Per The New Jersey Law Journal:

"Property owners trying to rebuild after damage caused by Hurricane Sandy or other disasters got what could be a bad-news ruling from a New Jersey appeals court on Monday.

"In a precedential decision, Motley v. Borough of Seaside Park, No. A-3214-11, the Appellate Division found a house that had been gutted to a shell to accomplish repairs was totally destroyed and so lost its status as a grandfathered nonconforming use under local zoning laws.

"The panel strictly construed a statute, N.J.S.A. 40:55D-68, which says a nonconforming use or structure may be restored or repaired if partially destroyed but total destruction terminates it.

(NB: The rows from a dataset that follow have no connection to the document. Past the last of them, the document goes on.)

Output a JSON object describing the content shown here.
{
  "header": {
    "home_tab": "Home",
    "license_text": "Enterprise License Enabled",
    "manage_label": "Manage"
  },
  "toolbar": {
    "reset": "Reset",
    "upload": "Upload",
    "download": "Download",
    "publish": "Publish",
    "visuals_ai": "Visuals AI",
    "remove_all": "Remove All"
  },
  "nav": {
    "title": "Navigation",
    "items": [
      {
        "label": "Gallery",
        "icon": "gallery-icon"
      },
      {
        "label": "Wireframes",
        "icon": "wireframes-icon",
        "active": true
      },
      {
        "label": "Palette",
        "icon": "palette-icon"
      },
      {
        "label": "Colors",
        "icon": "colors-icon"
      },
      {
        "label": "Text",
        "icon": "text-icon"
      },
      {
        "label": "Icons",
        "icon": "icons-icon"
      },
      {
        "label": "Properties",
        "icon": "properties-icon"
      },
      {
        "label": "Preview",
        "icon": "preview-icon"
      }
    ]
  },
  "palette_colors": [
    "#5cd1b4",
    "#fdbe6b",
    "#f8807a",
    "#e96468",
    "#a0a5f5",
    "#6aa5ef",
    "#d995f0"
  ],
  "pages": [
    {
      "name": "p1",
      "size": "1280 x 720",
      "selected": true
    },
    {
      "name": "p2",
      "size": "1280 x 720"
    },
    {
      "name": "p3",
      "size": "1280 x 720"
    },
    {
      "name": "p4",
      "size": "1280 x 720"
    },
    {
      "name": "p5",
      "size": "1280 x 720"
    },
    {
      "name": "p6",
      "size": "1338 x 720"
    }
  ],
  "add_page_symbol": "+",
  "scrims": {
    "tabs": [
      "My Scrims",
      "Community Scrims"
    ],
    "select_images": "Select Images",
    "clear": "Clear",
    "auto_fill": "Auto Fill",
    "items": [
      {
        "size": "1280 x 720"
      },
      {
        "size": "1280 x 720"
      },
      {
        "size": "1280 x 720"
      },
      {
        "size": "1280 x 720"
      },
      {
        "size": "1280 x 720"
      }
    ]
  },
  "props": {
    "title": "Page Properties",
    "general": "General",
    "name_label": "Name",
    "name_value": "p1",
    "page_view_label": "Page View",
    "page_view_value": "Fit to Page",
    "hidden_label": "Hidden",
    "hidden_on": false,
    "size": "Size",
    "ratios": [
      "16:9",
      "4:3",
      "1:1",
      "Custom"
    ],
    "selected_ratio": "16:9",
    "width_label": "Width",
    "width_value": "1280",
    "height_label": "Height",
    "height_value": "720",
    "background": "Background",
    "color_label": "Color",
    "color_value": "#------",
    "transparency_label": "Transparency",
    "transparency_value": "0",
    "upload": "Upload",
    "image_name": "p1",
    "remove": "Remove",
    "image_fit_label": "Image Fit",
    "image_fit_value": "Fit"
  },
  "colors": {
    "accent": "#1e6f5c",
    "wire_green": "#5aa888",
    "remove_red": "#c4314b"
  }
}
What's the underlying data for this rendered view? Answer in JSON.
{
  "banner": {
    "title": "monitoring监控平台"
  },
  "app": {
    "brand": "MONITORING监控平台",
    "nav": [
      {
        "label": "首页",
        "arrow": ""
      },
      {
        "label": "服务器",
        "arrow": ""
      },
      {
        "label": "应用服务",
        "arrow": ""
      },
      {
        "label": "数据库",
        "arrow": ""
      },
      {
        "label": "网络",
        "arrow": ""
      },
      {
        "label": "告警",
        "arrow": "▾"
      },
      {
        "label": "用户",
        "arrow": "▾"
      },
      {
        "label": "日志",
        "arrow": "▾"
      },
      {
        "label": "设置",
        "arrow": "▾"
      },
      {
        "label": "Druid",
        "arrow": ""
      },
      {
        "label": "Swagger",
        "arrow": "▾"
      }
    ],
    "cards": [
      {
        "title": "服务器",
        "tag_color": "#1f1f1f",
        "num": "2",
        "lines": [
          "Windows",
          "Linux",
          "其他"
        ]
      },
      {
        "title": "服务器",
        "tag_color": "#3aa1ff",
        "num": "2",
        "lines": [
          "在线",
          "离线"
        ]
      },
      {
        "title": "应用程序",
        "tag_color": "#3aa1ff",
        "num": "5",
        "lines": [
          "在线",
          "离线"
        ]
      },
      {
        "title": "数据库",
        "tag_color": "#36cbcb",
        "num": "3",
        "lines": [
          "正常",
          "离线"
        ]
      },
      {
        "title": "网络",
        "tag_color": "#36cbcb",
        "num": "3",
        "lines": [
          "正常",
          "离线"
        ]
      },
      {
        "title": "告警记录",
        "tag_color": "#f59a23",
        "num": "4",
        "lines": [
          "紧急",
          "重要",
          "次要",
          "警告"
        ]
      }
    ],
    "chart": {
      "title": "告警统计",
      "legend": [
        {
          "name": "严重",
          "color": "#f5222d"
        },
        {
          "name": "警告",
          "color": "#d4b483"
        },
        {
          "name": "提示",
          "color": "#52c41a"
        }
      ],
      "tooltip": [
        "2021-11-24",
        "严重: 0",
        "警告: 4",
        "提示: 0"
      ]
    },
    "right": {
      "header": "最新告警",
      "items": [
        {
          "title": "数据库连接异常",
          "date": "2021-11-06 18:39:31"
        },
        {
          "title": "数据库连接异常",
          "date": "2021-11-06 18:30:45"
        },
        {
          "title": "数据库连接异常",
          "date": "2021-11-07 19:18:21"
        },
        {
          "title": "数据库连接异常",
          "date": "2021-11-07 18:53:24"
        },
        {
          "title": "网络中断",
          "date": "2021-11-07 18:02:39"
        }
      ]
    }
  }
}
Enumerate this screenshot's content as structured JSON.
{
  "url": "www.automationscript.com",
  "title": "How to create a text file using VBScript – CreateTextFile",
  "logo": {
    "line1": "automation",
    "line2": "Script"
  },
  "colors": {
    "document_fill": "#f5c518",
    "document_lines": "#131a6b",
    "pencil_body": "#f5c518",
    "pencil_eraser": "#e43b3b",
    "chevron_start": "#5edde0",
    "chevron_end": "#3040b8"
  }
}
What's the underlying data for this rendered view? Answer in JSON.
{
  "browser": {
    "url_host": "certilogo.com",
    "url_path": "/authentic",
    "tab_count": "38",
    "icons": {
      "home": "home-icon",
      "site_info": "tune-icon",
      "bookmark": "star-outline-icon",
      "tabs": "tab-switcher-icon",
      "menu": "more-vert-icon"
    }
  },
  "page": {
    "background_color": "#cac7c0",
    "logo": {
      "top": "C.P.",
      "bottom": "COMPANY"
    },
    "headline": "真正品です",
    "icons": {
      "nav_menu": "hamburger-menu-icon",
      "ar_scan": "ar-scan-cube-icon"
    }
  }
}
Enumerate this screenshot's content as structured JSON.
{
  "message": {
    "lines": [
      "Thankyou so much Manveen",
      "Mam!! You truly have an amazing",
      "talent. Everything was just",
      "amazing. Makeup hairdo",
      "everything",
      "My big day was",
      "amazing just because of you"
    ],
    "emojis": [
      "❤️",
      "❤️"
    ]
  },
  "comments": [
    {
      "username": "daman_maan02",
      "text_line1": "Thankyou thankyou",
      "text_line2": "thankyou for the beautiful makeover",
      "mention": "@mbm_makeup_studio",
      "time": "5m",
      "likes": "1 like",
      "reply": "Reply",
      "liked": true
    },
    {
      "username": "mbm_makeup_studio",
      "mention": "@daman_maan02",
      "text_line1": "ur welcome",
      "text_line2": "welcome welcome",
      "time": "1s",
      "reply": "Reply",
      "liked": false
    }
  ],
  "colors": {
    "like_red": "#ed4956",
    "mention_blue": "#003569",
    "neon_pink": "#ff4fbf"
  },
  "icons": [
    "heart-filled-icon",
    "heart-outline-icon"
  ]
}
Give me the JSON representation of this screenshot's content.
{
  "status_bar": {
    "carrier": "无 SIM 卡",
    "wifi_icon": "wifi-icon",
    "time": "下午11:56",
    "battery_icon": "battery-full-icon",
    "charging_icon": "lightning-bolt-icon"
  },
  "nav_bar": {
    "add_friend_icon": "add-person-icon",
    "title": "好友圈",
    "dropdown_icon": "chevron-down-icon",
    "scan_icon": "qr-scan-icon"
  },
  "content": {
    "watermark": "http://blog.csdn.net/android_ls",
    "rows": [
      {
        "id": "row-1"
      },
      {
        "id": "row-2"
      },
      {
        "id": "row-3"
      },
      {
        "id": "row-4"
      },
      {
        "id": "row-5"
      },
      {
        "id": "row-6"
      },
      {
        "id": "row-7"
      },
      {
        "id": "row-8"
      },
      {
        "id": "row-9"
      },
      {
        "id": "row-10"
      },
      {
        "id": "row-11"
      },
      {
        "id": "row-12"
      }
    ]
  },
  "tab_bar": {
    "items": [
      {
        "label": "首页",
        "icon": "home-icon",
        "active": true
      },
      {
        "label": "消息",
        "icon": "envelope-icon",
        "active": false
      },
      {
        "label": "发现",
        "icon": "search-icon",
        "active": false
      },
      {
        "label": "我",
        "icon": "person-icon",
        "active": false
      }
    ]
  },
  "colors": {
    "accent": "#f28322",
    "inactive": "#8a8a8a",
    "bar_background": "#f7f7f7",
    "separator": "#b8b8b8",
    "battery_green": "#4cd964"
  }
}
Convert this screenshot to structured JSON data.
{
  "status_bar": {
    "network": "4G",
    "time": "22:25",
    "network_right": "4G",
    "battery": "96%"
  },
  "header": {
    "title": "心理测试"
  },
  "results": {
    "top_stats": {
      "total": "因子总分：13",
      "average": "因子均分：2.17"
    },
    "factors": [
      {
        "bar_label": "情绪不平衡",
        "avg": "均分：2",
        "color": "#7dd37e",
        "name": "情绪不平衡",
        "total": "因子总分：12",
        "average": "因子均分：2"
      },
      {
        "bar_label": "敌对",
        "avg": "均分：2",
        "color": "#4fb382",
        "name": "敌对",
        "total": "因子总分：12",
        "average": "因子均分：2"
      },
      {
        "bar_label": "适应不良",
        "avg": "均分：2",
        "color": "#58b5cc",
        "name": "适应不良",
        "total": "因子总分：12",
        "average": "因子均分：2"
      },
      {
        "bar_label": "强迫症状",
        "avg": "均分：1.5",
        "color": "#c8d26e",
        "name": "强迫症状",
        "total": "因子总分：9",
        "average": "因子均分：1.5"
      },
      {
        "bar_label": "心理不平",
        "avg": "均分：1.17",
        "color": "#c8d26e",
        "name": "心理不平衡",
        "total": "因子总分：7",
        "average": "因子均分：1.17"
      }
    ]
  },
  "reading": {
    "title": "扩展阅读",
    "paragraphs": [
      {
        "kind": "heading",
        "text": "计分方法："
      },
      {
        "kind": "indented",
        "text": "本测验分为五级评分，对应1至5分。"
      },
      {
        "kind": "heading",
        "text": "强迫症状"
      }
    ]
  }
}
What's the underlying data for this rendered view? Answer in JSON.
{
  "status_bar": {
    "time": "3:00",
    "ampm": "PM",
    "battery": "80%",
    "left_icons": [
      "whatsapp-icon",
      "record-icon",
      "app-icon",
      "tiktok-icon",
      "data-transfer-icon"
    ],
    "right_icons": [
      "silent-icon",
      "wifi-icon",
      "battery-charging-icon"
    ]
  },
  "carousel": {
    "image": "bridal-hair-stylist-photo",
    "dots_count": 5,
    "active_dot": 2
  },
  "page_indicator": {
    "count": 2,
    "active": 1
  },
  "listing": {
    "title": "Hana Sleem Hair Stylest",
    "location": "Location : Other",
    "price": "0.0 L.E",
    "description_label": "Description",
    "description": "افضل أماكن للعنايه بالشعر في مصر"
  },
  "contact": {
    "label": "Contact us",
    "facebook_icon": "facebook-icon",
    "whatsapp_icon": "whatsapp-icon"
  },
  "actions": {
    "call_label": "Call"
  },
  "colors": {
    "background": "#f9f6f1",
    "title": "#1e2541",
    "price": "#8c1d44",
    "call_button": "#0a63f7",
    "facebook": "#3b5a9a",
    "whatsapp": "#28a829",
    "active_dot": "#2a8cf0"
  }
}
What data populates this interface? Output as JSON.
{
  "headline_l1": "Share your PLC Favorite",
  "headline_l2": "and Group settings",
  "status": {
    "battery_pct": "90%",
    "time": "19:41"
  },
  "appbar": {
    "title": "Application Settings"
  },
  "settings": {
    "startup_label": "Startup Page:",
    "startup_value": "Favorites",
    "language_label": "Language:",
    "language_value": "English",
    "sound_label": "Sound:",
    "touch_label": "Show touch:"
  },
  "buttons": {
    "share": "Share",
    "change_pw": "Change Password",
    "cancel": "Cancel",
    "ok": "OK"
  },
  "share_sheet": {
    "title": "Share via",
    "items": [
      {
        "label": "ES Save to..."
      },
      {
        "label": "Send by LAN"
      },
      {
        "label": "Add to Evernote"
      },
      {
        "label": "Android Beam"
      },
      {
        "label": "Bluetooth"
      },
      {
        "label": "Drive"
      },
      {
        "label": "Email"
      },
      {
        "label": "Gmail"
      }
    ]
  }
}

"Whether the destruction is partial or total is not so much a matter of percentage but "whether [it] is so substantial in nature — qualitatively if not quantitatively — to surpass the 'partial' threshold that the statute expresses," Judges Jack Sabatino, Douglas Fasciale and Susan Maven held.

"The house at issue was one of two at 213 "O" Street in Seaside Park. The area is now zoned for single-family homes, but the houses were built in 1931, decades before the adoption of the zoning laws in 1972, and thus were prior conforming uses. They violated restrictions on lot width, depth and area, as well as front-, rear- and side-yard setbacks and building coverage."


"Grasso held that Motley did not act unreasonably once he learned of the building's poor condition and that the sounder policy was to allow debilitated nonconforming structures to be renovated as long as there was no increase in nonconformity.

"He relied on Krul v. Bd. of Adjustment, 126 N.J. Super. 150 (App. Div. 1973), which held that a commercial building that was completely destroyed by fire could be replaced even though it was nonconforming.

"The appeals court on Monday distinguished Krul on the ground that it involved destruction of a building that was a part of a complex used as "an integrated whole." In contrast, Motley's house was a stand-alone residence whose use was independent of the other house on the property.

"The appeals court also referred to the "well settled law of our state that disfavors the continuation of nonconforming uses and structures" because they undermine land use planning.

"The judges agreed with the board that removing the walls down to the foundation and footings "exceeds any reasonable notion of a mere partial demolition."

"They said they appreciated Grasso's concern that the limits on reconstruction could have harsh results for innocent homeowners but added that was for the Legislature to address."

Full article after the jump...